**Problem details**
Among the entries below, tally each line containing "suffix"; respond with the total only.

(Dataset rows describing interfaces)
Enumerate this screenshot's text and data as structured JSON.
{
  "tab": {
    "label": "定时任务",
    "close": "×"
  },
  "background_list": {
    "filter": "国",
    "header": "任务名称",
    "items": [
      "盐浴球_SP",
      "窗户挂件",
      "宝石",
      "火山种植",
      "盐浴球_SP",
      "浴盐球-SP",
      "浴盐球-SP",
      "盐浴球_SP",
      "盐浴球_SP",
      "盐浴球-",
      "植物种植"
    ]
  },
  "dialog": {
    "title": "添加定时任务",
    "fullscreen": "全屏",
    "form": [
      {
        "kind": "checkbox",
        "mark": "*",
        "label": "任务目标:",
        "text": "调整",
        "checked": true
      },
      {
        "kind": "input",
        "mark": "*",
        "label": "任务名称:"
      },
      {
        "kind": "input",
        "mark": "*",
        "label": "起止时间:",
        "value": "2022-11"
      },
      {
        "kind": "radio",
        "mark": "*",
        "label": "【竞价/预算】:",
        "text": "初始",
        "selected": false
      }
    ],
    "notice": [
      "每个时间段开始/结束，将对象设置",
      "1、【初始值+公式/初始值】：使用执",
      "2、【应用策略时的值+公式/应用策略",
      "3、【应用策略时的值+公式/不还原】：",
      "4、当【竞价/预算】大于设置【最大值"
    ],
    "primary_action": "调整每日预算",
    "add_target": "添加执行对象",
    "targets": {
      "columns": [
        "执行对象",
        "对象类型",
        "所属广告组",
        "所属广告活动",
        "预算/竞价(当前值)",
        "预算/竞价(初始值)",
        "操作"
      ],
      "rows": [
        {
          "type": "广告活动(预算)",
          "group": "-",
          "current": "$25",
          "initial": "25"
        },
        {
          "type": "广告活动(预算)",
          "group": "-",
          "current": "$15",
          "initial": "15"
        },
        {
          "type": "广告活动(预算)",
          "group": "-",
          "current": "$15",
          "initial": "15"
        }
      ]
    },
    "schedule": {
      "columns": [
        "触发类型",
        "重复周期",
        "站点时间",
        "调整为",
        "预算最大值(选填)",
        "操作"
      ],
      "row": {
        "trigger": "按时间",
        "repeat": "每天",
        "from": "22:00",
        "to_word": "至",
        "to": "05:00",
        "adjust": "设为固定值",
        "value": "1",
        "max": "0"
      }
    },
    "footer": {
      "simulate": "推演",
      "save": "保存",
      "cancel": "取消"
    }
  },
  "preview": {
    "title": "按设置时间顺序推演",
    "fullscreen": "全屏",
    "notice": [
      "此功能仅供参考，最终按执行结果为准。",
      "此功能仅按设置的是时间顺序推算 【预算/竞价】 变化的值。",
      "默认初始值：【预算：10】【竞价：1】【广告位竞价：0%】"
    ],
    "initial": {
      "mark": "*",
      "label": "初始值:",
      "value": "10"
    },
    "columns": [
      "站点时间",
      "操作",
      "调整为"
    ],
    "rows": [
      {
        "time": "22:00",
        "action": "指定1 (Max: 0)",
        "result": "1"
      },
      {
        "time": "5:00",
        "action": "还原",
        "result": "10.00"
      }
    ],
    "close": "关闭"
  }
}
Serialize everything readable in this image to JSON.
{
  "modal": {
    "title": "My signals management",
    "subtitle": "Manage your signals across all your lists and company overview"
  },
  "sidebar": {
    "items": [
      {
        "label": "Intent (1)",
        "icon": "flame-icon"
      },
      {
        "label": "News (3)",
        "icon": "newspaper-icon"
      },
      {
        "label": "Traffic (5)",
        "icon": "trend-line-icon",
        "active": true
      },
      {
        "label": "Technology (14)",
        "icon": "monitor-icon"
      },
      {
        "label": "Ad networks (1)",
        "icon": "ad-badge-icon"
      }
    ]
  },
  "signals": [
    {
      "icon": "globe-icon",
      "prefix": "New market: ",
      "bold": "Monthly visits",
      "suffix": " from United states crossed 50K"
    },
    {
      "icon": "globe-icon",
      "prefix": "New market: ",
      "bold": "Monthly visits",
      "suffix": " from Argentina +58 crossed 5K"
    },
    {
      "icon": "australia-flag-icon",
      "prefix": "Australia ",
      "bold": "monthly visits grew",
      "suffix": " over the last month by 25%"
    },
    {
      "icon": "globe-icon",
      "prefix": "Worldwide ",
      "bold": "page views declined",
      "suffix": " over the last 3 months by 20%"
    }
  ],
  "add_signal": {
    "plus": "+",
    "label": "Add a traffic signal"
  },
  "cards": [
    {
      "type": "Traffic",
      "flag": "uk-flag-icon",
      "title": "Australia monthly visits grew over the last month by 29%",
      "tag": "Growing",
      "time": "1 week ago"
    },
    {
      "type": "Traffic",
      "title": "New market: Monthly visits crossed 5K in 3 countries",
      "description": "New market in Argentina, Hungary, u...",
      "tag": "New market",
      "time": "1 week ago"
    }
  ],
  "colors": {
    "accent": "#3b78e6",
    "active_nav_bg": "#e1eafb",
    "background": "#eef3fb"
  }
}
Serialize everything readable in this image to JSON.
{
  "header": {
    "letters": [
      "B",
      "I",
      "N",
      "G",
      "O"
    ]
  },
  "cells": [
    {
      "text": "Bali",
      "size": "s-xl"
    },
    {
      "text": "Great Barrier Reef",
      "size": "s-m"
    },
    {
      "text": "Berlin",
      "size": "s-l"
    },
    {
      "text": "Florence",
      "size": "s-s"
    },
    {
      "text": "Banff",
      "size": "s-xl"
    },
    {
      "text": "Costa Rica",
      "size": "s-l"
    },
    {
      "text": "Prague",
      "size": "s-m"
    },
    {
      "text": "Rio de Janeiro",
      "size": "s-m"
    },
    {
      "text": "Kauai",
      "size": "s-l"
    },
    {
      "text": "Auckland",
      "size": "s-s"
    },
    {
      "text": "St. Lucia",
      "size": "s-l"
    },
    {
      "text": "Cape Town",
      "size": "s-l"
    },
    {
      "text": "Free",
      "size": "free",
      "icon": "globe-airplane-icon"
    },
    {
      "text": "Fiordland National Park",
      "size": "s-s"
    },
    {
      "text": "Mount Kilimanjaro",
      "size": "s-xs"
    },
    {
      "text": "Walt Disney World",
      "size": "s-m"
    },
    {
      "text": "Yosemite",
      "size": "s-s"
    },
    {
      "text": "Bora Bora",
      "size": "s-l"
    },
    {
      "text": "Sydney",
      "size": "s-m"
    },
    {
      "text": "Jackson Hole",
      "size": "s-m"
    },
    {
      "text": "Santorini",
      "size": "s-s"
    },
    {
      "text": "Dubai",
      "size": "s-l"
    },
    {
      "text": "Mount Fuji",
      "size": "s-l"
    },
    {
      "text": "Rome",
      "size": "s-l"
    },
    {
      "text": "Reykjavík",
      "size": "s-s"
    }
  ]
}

**Task response**
4